Collection entries
+ + + +
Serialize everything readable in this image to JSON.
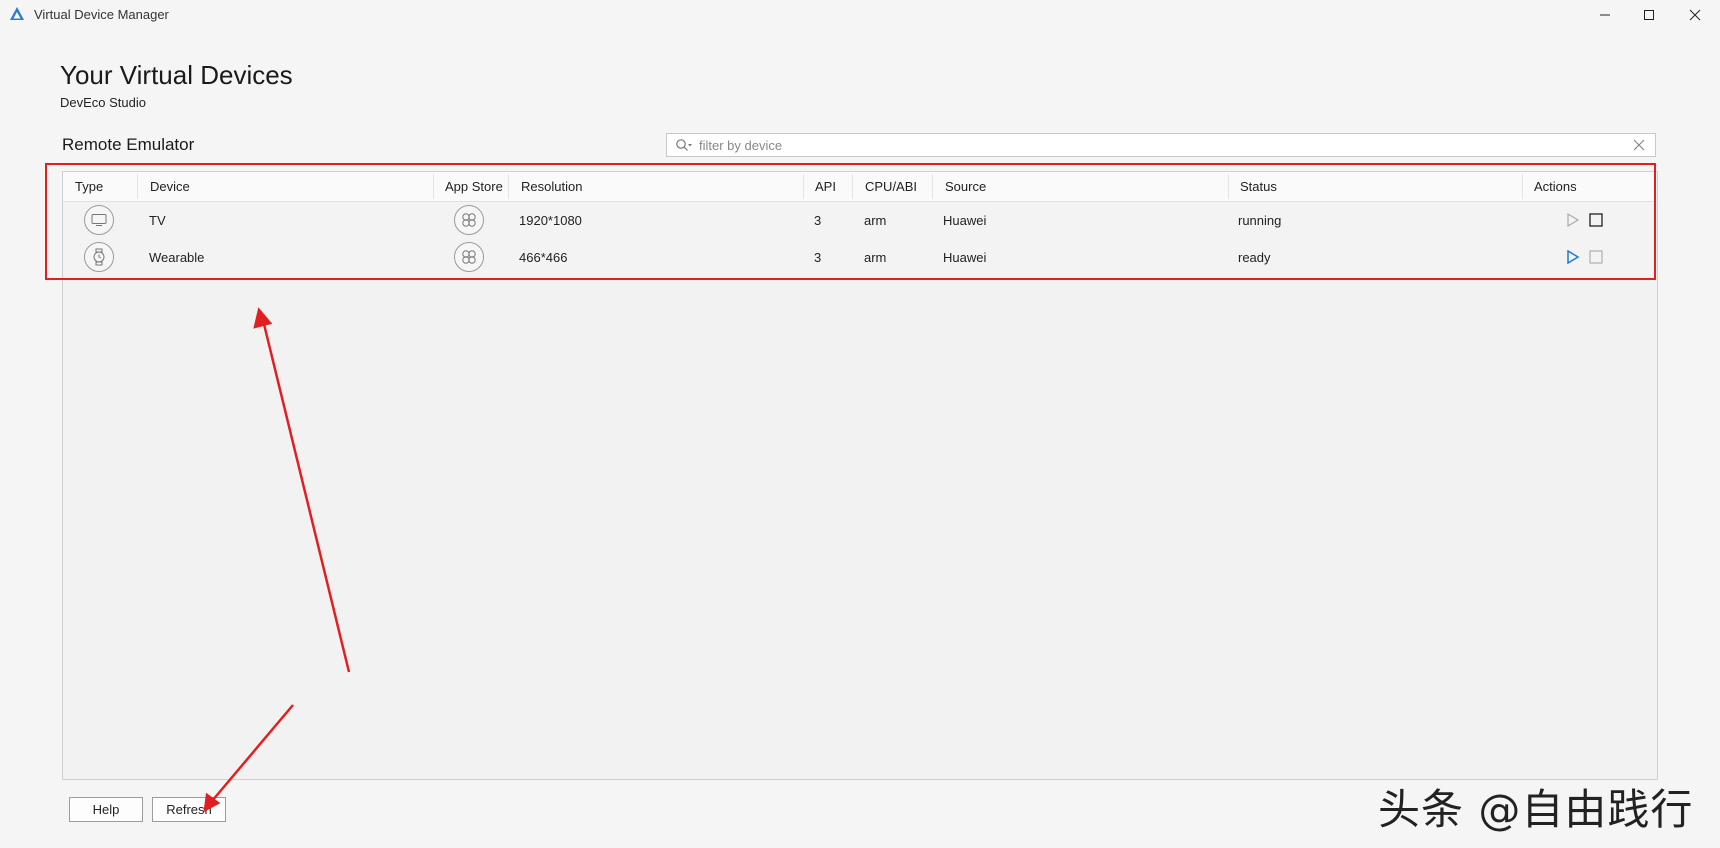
{
  "window": {
    "title": "Virtual Device Manager",
    "logo_icon": "deveco-logo-icon",
    "controls": [
      "minimize-icon",
      "maximize-icon",
      "close-icon"
    ]
  },
  "header": {
    "title": "Your Virtual Devices",
    "subtitle": "DevEco Studio"
  },
  "section": {
    "title": "Remote Emulator"
  },
  "search": {
    "placeholder": "filter by device",
    "value": ""
  },
  "table": {
    "columns": [
      "Type",
      "Device",
      "App Store",
      "Resolution",
      "API",
      "CPU/ABI",
      "Source",
      "Status",
      "Actions"
    ],
    "rows": [
      {
        "type_icon": "tv-icon",
        "device": "TV",
        "app_store_icon": "app-store-icon",
        "resolution": "1920*1080",
        "api": "3",
        "cpu": "arm",
        "source": "Huawei",
        "status": "running",
        "play_enabled": false,
        "stop_enabled": true
      },
      {
        "type_icon": "watch-icon",
        "device": "Wearable",
        "app_store_icon": "app-store-icon",
        "resolution": "466*466",
        "api": "3",
        "cpu": "arm",
        "source": "Huawei",
        "status": "ready",
        "play_enabled": true,
        "stop_enabled": false
      }
    ]
  },
  "footer": {
    "help_label": "Help",
    "refresh_label": "Refresh"
  },
  "watermark": "头条 @自由践行",
  "colors": {
    "annotation_red": "#e02020",
    "play_active": "#1e7ad6",
    "background": "#f5f5f5"
  }
}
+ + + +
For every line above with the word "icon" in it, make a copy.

Expected output:
    "logo_icon": "deveco-logo-icon",
      "minimize-icon",
      "maximize-icon",
      "close-icon"
        "type_icon": "tv-icon",
        "app_store_icon": "app-store-icon",
        "type_icon": "watch-icon",
        "app_store_icon": "app-store-icon",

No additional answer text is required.